US 97 - Blewett Pass Culverts Replacement - Complete September 2018

Project news

US 97 Blewett Pass reopened to all traffic at 9 a.m. Friday, Sept. 14, following a week of culvert replacement work. 

What we did during the closure: 
While the pass was closed, Washington State Department of Transportation contractors replaced three culverts under the highway.

Two box culverts were installed north of the top of the pass, one, the tributary to Tronsen Creek, is 1½ miles from the summit and the other, at 5 Mile Creek, is 4½ miles from the top of the pass. A third culvert was replaced at Swauk Creek, five miles south of the Blewett Pass summit.

Two of the culverts were undersized and became plugged with debris during storms, leading to roadway washouts. The size and orientation of the culvert on Swauk Creek had been a barrier for spawning trout and salmon.

The entire work on these projects was complete by the end of September as the remaining finish work required some occasional single-lane closures. 

Needs & benefits

The old culvert on Swauk Creek was a barrier to salmon and resident trout due to its size and orientation. The culverts on the north side of Blewett Pass needed to be replaced because they were undersized and had a history of plugging with debris during storms, leading to washouts along the highway.

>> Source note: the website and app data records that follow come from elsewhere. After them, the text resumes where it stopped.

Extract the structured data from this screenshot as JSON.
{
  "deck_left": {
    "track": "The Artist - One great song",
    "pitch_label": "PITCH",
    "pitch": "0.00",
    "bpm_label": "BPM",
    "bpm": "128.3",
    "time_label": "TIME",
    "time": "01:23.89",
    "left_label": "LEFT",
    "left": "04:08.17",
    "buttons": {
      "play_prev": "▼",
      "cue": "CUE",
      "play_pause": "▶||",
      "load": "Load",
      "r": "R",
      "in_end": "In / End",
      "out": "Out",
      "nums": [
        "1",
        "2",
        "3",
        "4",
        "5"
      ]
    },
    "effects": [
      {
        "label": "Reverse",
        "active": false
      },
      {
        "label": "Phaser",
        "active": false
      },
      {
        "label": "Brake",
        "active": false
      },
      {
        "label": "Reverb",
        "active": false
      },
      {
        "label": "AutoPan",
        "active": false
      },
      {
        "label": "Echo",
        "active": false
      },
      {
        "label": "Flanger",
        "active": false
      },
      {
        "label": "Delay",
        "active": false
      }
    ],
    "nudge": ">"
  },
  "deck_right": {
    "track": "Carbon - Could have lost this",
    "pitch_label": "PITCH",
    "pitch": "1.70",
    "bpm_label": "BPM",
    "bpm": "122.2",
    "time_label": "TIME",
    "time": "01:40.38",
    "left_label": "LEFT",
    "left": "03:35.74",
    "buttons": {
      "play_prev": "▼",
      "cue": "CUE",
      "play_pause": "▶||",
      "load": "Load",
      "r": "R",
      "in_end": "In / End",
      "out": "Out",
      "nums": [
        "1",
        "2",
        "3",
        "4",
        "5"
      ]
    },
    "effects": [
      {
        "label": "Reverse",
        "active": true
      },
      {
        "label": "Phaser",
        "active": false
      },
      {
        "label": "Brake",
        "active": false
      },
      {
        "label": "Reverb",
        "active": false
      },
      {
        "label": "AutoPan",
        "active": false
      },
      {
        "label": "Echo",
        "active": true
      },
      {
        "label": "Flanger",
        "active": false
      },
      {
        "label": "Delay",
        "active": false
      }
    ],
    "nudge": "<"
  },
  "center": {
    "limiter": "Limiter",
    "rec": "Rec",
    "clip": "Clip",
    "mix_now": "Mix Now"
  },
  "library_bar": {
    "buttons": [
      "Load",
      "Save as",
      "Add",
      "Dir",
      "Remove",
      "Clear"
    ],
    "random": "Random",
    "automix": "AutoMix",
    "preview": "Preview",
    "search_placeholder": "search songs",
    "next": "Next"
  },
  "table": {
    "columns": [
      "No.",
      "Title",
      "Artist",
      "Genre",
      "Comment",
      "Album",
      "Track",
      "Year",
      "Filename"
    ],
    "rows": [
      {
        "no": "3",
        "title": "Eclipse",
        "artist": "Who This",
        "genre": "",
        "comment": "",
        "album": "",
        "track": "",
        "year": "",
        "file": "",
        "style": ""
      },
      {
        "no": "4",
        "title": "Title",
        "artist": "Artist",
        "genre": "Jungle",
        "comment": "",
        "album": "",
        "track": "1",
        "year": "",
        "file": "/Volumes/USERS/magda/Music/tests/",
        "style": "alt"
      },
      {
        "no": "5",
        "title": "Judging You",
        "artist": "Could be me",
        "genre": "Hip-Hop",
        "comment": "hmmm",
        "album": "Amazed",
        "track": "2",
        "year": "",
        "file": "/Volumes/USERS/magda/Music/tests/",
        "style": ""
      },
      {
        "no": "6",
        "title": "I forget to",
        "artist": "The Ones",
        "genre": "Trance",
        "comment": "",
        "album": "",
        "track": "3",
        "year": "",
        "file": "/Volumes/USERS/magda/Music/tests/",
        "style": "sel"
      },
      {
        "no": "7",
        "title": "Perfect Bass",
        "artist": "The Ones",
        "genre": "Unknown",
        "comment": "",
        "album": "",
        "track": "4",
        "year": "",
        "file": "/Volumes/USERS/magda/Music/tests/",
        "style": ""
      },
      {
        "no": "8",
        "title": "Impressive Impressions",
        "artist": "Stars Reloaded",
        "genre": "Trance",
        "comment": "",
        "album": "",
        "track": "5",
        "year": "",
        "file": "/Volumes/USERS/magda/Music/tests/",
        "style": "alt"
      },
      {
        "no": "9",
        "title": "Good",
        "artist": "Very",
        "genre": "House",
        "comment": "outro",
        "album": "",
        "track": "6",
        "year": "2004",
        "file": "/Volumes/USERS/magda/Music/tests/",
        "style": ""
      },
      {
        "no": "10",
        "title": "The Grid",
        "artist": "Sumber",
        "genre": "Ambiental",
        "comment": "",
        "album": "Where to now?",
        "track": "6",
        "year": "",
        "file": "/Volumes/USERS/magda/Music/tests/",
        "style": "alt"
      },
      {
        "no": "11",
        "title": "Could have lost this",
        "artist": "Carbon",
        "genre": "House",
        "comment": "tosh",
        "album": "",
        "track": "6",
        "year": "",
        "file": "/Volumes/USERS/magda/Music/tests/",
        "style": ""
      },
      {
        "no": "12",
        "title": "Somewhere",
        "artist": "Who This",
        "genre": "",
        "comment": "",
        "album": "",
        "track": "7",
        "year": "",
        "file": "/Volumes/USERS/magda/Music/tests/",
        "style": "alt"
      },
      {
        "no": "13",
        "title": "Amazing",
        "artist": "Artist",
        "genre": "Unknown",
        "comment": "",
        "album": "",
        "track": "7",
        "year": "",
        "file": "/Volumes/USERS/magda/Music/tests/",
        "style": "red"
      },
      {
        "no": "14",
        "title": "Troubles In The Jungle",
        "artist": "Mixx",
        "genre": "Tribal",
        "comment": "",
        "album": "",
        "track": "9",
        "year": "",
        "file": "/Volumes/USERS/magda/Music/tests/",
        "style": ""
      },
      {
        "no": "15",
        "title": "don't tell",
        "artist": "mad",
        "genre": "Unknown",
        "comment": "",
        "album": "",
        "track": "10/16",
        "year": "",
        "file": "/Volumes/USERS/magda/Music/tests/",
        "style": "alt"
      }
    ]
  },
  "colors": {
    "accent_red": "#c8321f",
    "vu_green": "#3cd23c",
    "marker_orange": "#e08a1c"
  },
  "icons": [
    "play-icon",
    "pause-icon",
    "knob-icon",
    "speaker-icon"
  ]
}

Contract #9236 for the north summit culverts was awarded to Pipkin Construction of Wenatchee on April 17, 2018, for $1.1 million. Contract #9274 for the south summit culvert was awarded to Hurst Construction of East Wenatchee on May 29, 2018, for $1.2 million.  Both projects took 20 working days to complete (four weeks).


Two culvert replacements were Capital Preservation Drainage projects to increase capacity and the third was a Capital Improvement Environmental Retrofit project to remove a fish barrier. The combined state and federal funding for the construction was $2.3 million.


Dan Lewis, Project Engineer 509-667-2880

US 97 - Blewett Pass Culverts - thumbnail map

These are the three culverts that were removed and replaced, requiring closing the road entirely for a week.

damage happens when the culvert can't handle the runoff

What happened when culverts failed